On June 7th, 2018, a final consent judgment was entered against a Washington-based investment adviser (“Defendant”) after he mislead more than 100 investors to invest in his funds by providing fraudulent information in breach of his fiduciary duty. The Defendant also allegedly “indiscriminately commingle[d] fund assets to satisfy the funds’ liquidity needs.”
The SEC complaint explains that the Defendant allegedly improperly spent money from the funds on his own personal expenses including:
(1) living in a fund-owned home for three years, rent-free, making mortgage payments totaling close to $140,000 from the fund’s assets;
(2) allocating roughly $150,000 to cover personal tax liabilities; and
(3) spending approximately $40,000 in travel expenses to attend seminars in remote, luxury resort locations.

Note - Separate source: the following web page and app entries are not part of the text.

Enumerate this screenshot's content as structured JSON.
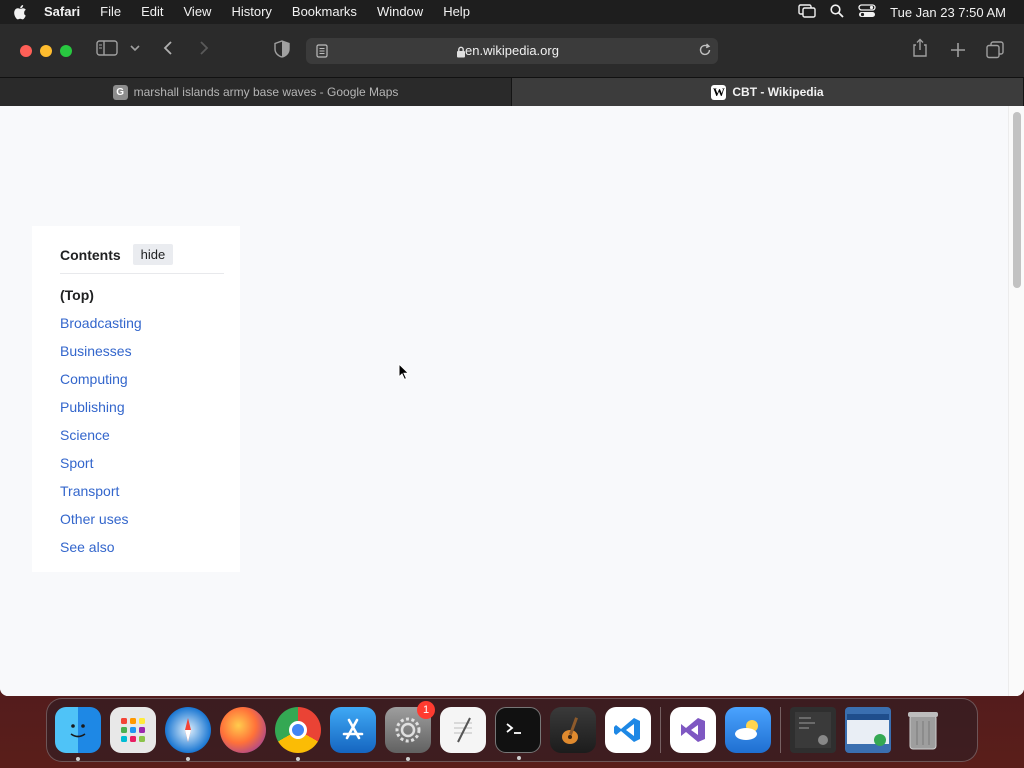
{
  "menubar": {
    "app_name": "Safari",
    "menus": [
      "File",
      "Edit",
      "View",
      "History",
      "Bookmarks",
      "Window",
      "Help"
    ],
    "clock": "Tue Jan 23  7:50 AM"
  },
  "browser": {
    "url": "en.wikipedia.org",
    "tabs": [
      {
        "label": "marshall islands army base waves - Google Maps",
        "favicon": "G",
        "active": false
      },
      {
        "label": "CBT - Wikipedia",
        "favicon": "W",
        "active": true
      }
    ]
  },
  "toc": {
    "title": "Contents",
    "hide_label": "hide",
    "items": [
      "(Top)",
      "Broadcasting",
      "Businesses",
      "Computing",
      "Publishing",
      "Science",
      "Sport",
      "Transport",
      "Other uses",
      "See also"
    ]
  },
  "dock": {
    "apps": [
      {
        "name": "finder-icon",
        "color": "#1e88e5"
      },
      {
        "name": "launchpad-icon",
        "color": "#e0e0e0"
      },
      {
        "name": "safari-icon",
        "color": "#1976d2"
      },
      {
        "name": "firefox-icon",
        "color": "#ff7139"
      },
      {
        "name": "chrome-icon",
        "color": "#34a853"
      },
      {
        "name": "app-store-icon",
        "color": "#1e90ff"
      },
      {
        "name": "system-settings-icon",
        "color": "#8e8e93",
        "badge": "1"
      },
      {
        "name": "textedit-icon",
        "color": "#f5f5f5"
      },
      {
        "name": "terminal-icon",
        "color": "#111111"
      },
      {
        "name": "garageband-icon",
        "color": "#2a2a2a"
      },
      {
        "name": "vscode-icon",
        "color": "#ffffff"
      },
      {
        "name": "visual-studio-icon",
        "color": "#ffffff"
      },
      {
        "name": "weather-icon",
        "color": "#2f7fd9"
      },
      {
        "name": "screenshot-thumbnail-1",
        "color": "#333333"
      },
      {
        "name": "screenshot-thumbnail-2",
        "color": "#3a6fb0"
      },
      {
        "name": "trash-icon",
        "color": "#9e9e9e"
      }
    ]
  }
}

Without admitting or denying the SEC’s allegations, the Defendant settled to enter the final judgment ordering disgorgement of $840,779, plus prejudgment interest of $110,823 and a civil penalty of $320,000. The final judgment also imposes a “conduct-based injunction” that prohibits the Defendant from issuing, purchasing, offering or selling any security other than for personal accounts.
WHAT DOES THIS MEAN FOR ME?
Although this may be an extreme example, it serves as an important reminder of an adviser’s fiduciary duty and obligation to accurately disclose fees. As a fiduciary, it is important for advisers to disclose any conflicts of interest and act in the best interest of the client. Failure to do so can lead to a public enforcement action, such as this one.
If you have any further questions or concerns about this case, please reach out to Fairview directly.